Data entries
------------------------------
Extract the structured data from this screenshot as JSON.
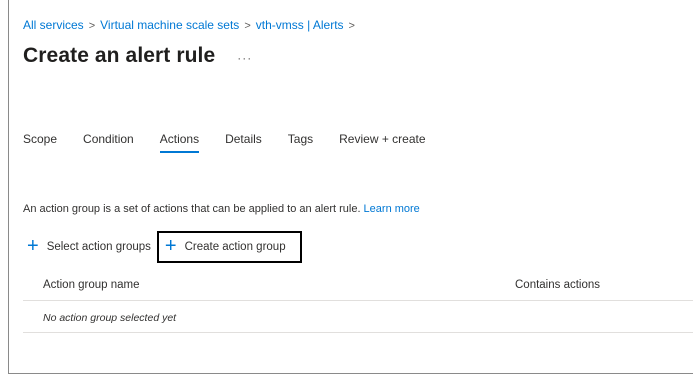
{
  "breadcrumb": {
    "items": [
      "All services",
      "Virtual machine scale sets",
      "vth-vmss | Alerts"
    ],
    "separator": ">"
  },
  "page": {
    "title": "Create an alert rule",
    "more_label": "···"
  },
  "tabs": [
    {
      "label": "Scope",
      "active": false
    },
    {
      "label": "Condition",
      "active": false
    },
    {
      "label": "Actions",
      "active": true
    },
    {
      "label": "Details",
      "active": false
    },
    {
      "label": "Tags",
      "active": false
    },
    {
      "label": "Review + create",
      "active": false
    }
  ],
  "description": {
    "text": "An action group is a set of actions that can be applied to an alert rule.",
    "link": "Learn more"
  },
  "commands": {
    "select_label": "Select action groups",
    "create_label": "Create action group",
    "plus_icon": "+"
  },
  "table": {
    "columns": [
      "Action group name",
      "Contains actions"
    ],
    "empty_text": "No action group selected yet"
  },
  "colors": {
    "accent": "#0078d4",
    "text": "#323130"
  }
}
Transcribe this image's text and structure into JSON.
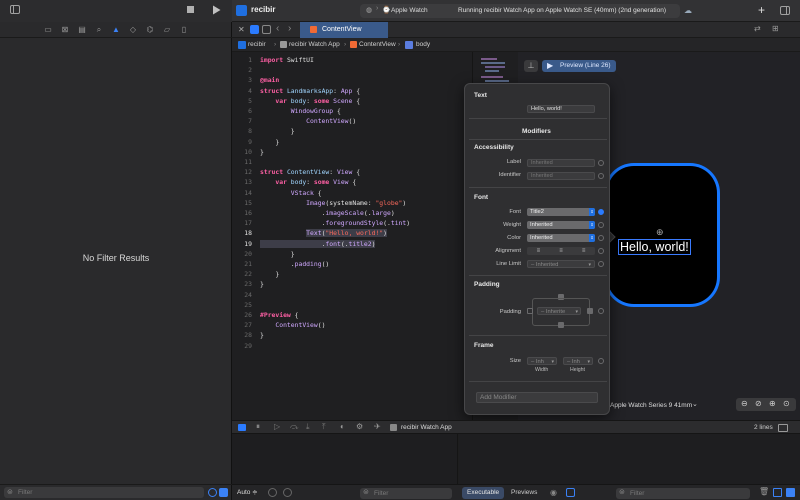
{
  "toolbar": {
    "project_name": "recibir",
    "destination": "Apple Watch",
    "status": "Running recibir Watch App on Apple Watch SE (40mm) (2nd generation)",
    "add_label": "+"
  },
  "left": {
    "no_filter_text": "No Filter Results",
    "filter_placeholder": "Filter"
  },
  "tabs": [
    {
      "label": "ContentView"
    }
  ],
  "breadcrumb": {
    "items": [
      "recibir",
      "recibir Watch App",
      "ContentView",
      "body"
    ]
  },
  "editor": {
    "lines": [
      {
        "n": "1",
        "html": "<span class='kw'>import</span> SwiftUI"
      },
      {
        "n": "2",
        "html": ""
      },
      {
        "n": "3",
        "html": "<span class='kw'>@main</span>"
      },
      {
        "n": "4",
        "html": "<span class='kw'>struct</span> <span class='fn'>LandmarksApp</span>: <span class='ty'>App</span> {"
      },
      {
        "n": "5",
        "html": "    <span class='kw'>var</span> <span class='fn'>body</span>: <span class='kw'>some</span> <span class='ty'>Scene</span> {"
      },
      {
        "n": "6",
        "html": "        <span class='ty'>WindowGroup</span> {"
      },
      {
        "n": "7",
        "html": "            <span class='ty'>ContentView</span>()"
      },
      {
        "n": "8",
        "html": "        }"
      },
      {
        "n": "9",
        "html": "    }"
      },
      {
        "n": "10",
        "html": "}"
      },
      {
        "n": "11",
        "html": ""
      },
      {
        "n": "12",
        "html": "<span class='kw'>struct</span> <span class='fn'>ContentView</span>: <span class='ty'>View</span> {"
      },
      {
        "n": "13",
        "html": "    <span class='kw'>var</span> <span class='fn'>body</span>: <span class='kw'>some</span> <span class='ty'>View</span> {"
      },
      {
        "n": "14",
        "html": "        <span class='ty'>VStack</span> {"
      },
      {
        "n": "15",
        "html": "            <span class='ty'>Image</span>(systemName: <span class='st'>\"globe\"</span>)"
      },
      {
        "n": "16",
        "html": "                .<span class='ty'>imageScale</span>(.<span class='ty'>large</span>)"
      },
      {
        "n": "17",
        "html": "                .<span class='ty'>foregroundStyle</span>(.<span class='ty'>tint</span>)"
      },
      {
        "n": "18",
        "html": "            <span class='hl'><span class='ty'>Text</span>(<span class='st'>\"Hello, world!\"</span>)</span>"
      },
      {
        "n": "19",
        "html": "<span class='hl'>                .<span class='ty'>font</span>(.<span class='ty'>title2</span>)</span>"
      },
      {
        "n": "20",
        "html": "        }"
      },
      {
        "n": "21",
        "html": "        .<span class='ty'>padding</span>()"
      },
      {
        "n": "22",
        "html": "    }"
      },
      {
        "n": "23",
        "html": "}"
      },
      {
        "n": "24",
        "html": ""
      },
      {
        "n": "25",
        "html": ""
      },
      {
        "n": "26",
        "html": "<span class='kw'>#Preview</span> {"
      },
      {
        "n": "27",
        "html": "    <span class='ty'>ContentView</span>()"
      },
      {
        "n": "28",
        "html": "}"
      },
      {
        "n": "29",
        "html": ""
      }
    ],
    "current_lines": [
      "18",
      "19"
    ]
  },
  "canvas": {
    "preview_label": "Preview (Line 26)",
    "preview_text": "Hello, world!",
    "device_label": "Apple Watch Series 9 41mm",
    "device_chevron": "⌄"
  },
  "inspector": {
    "text_section": "Text",
    "text_value": "Hello, world!",
    "modifiers_title": "Modifiers",
    "accessibility_title": "Accessibility",
    "label_label": "Label",
    "label_placeholder": "Inherited",
    "identifier_label": "Identifier",
    "identifier_placeholder": "Inherited",
    "font_title": "Font",
    "font_label": "Font",
    "font_value": "Title2",
    "weight_label": "Weight",
    "weight_value": "Inherited",
    "color_label": "Color",
    "color_value": "Inherited",
    "alignment_label": "Alignment",
    "line_limit_label": "Line Limit",
    "line_limit_value": "– Inherited",
    "padding_title": "Padding",
    "padding_label": "Padding",
    "padding_value": "– Inherite",
    "frame_title": "Frame",
    "size_label": "Size",
    "width_value": "– Inh",
    "height_value": "– Inh",
    "width_caption": "Width",
    "height_caption": "Height",
    "add_modifier_placeholder": "Add Modifier"
  },
  "debug": {
    "target_label": "recibir Watch App",
    "lines_label": "2 lines",
    "auto_label": "Auto ≑",
    "filter_placeholder": "Filter",
    "executable_tab": "Executable",
    "previews_tab": "Previews"
  },
  "colors": {
    "accent": "#1677ff",
    "tab_active": "#3a5a8a"
  }
}
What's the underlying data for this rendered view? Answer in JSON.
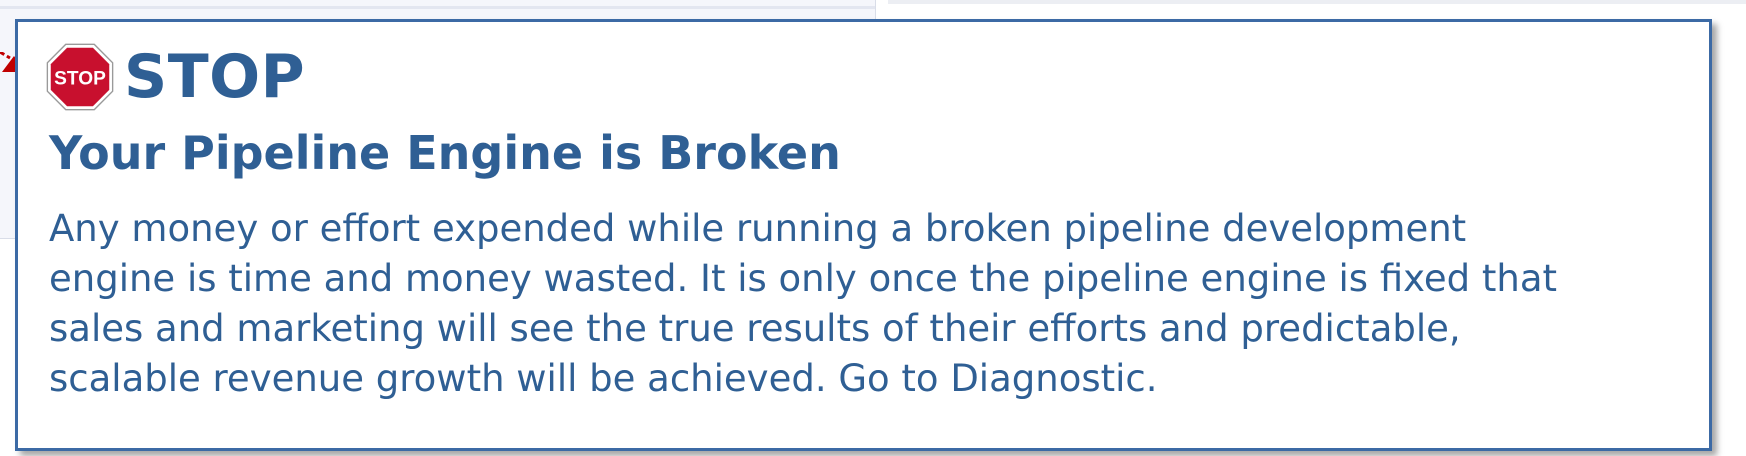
{
  "popup": {
    "stop_label": "STOP",
    "title": "Your Pipeline Engine is Broken",
    "body_lines": [
      "Any money or effort expended while running a broken pipeline development",
      "engine is time and money wasted.  It is only once the pipeline engine is fixed that",
      "sales and marketing will see the true results of their efforts and predictable,",
      "scalable revenue growth will be achieved.  Go to Diagnostic."
    ],
    "icon": "stop-sign-icon",
    "stop_sign_text": "STOP"
  },
  "colors": {
    "text": "#2f5f94",
    "border": "#3c6aa5",
    "stop_sign": "#c8102e",
    "arrow": "#c00000"
  }
}
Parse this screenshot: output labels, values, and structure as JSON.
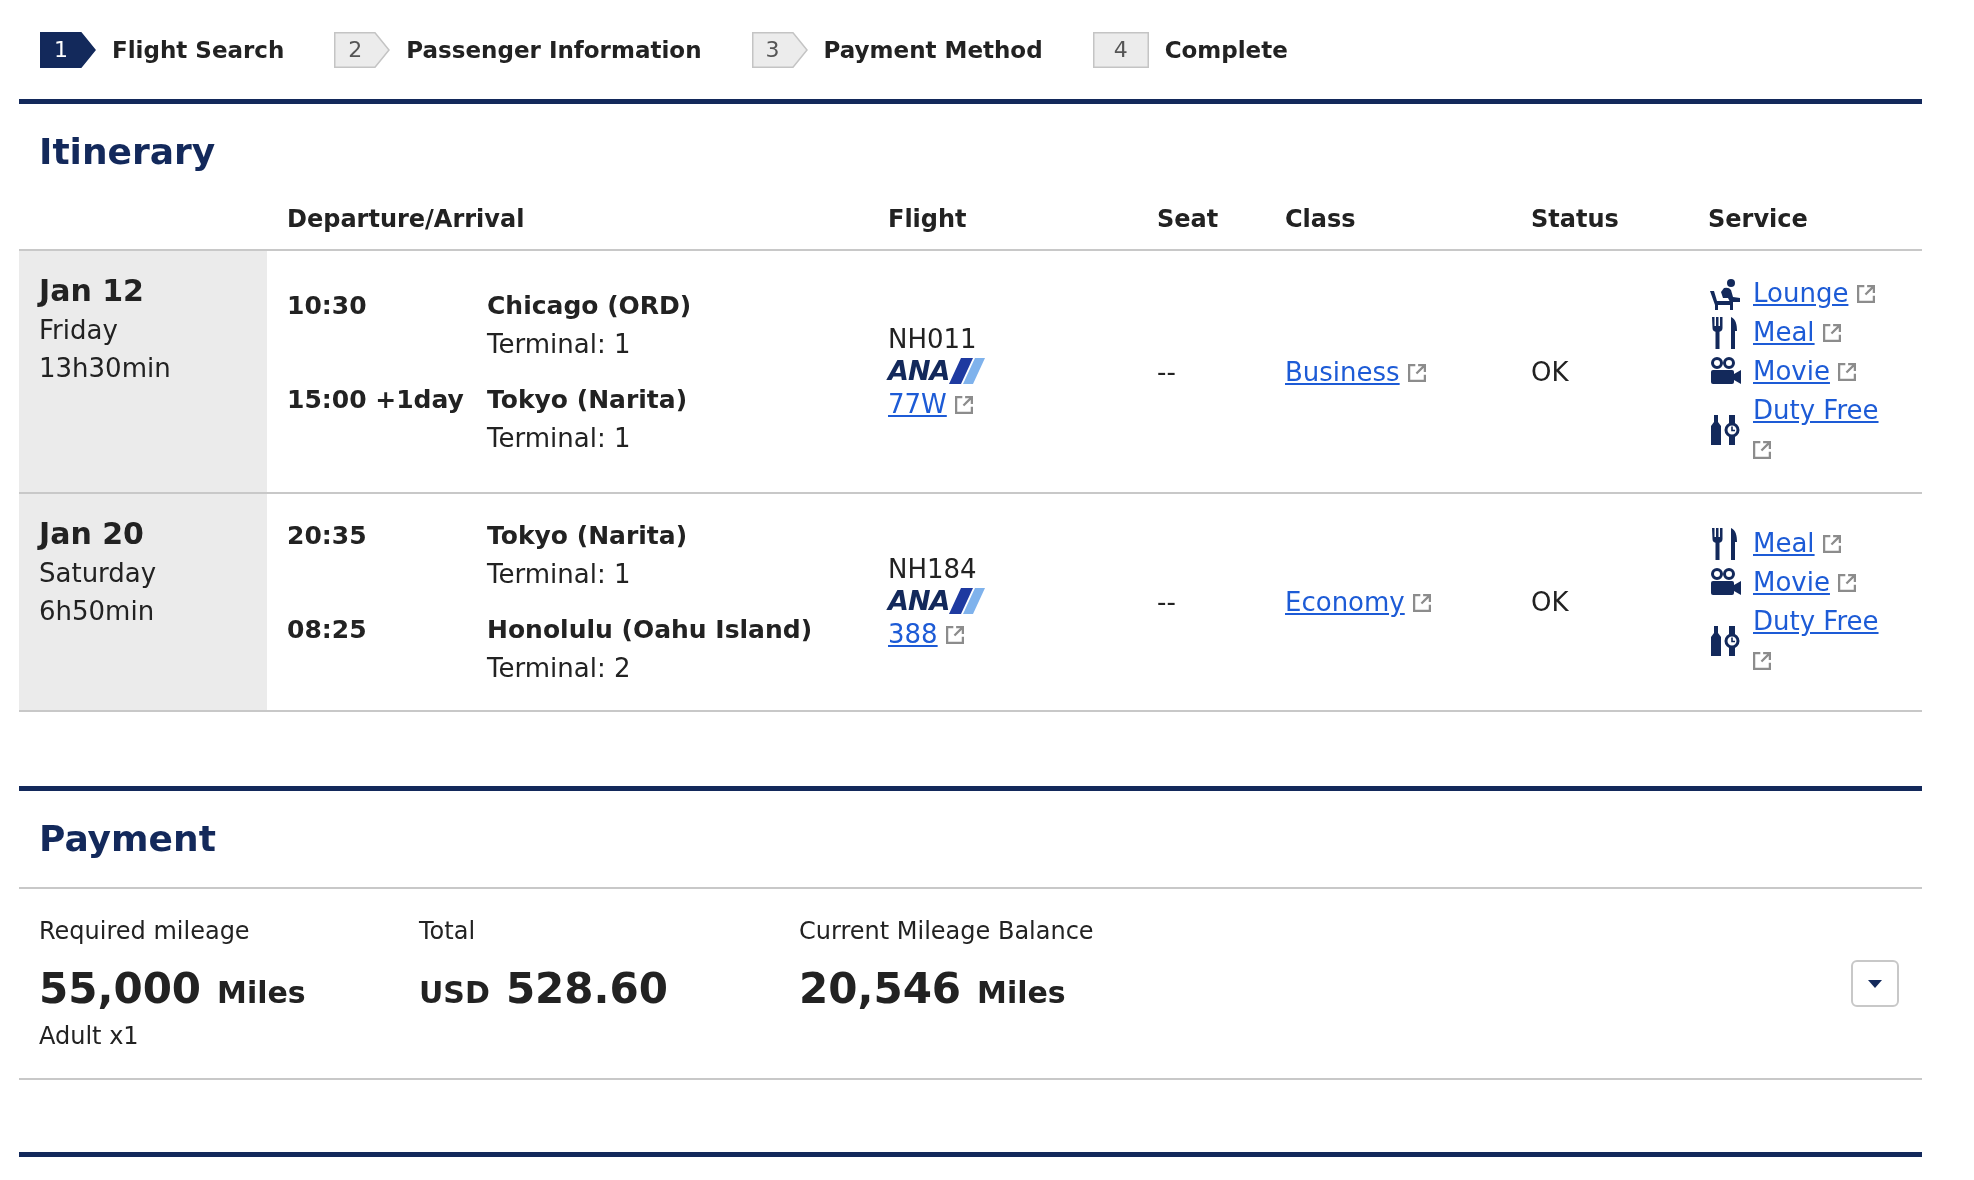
{
  "steps": [
    {
      "number": "1",
      "label": "Flight Search",
      "selected": true
    },
    {
      "number": "2",
      "label": "Passenger Information",
      "selected": false
    },
    {
      "number": "3",
      "label": "Payment Method",
      "selected": false
    },
    {
      "number": "4",
      "label": "Complete",
      "selected": false
    }
  ],
  "itinerary": {
    "title": "Itinerary",
    "columns": [
      "Departure/Arrival",
      "Flight",
      "Seat",
      "Class",
      "Status",
      "Service"
    ],
    "rows": [
      {
        "date": "Jan 12",
        "weekday": "Friday",
        "duration": "13h30min",
        "segments": [
          {
            "time": "10:30",
            "place": "Chicago (ORD)",
            "terminal": "Terminal: 1"
          },
          {
            "time": "15:00 +1day",
            "place": "Tokyo (Narita)",
            "terminal": "Terminal: 1"
          }
        ],
        "flight_number": "NH011",
        "airline_logo": "ANA",
        "aircraft": "77W",
        "seat": "--",
        "class": "Business",
        "status": "OK",
        "services": [
          {
            "kind": "lounge",
            "label": "Lounge"
          },
          {
            "kind": "meal",
            "label": "Meal"
          },
          {
            "kind": "movie",
            "label": "Movie"
          },
          {
            "kind": "duty_free",
            "label": "Duty Free"
          }
        ]
      },
      {
        "date": "Jan 20",
        "weekday": "Saturday",
        "duration": "6h50min",
        "segments": [
          {
            "time": "20:35",
            "place": "Tokyo (Narita)",
            "terminal": "Terminal: 1"
          },
          {
            "time": "08:25",
            "place": "Honolulu (Oahu Island)",
            "terminal": "Terminal: 2"
          }
        ],
        "flight_number": "NH184",
        "airline_logo": "ANA",
        "aircraft": "388",
        "seat": "--",
        "class": "Economy",
        "status": "OK",
        "services": [
          {
            "kind": "meal",
            "label": "Meal"
          },
          {
            "kind": "movie",
            "label": "Movie"
          },
          {
            "kind": "duty_free",
            "label": "Duty Free"
          }
        ]
      }
    ]
  },
  "payment": {
    "title": "Payment",
    "required_mileage": {
      "label": "Required mileage",
      "amount": "55,000",
      "unit": "Miles",
      "note": "Adult x1"
    },
    "total": {
      "label": "Total",
      "currency": "USD",
      "amount": "528.60"
    },
    "balance": {
      "label": "Current Mileage Balance",
      "amount": "20,546",
      "unit": "Miles"
    }
  }
}
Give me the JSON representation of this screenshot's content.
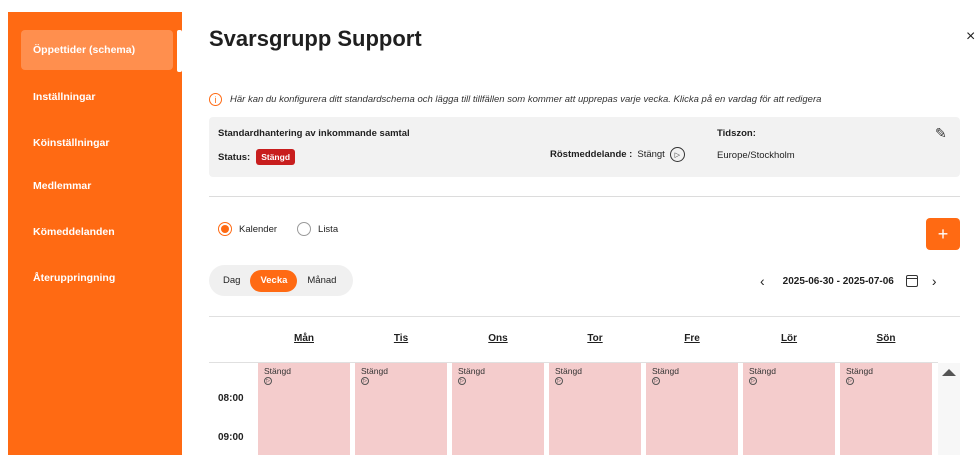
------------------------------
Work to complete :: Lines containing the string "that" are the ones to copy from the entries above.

Task answer ::
    "text": "An action group is a set of actions that can be applied to an alert rule.",
      "engine is time and money wasted.  It is only once the pipeline engine is fixed that",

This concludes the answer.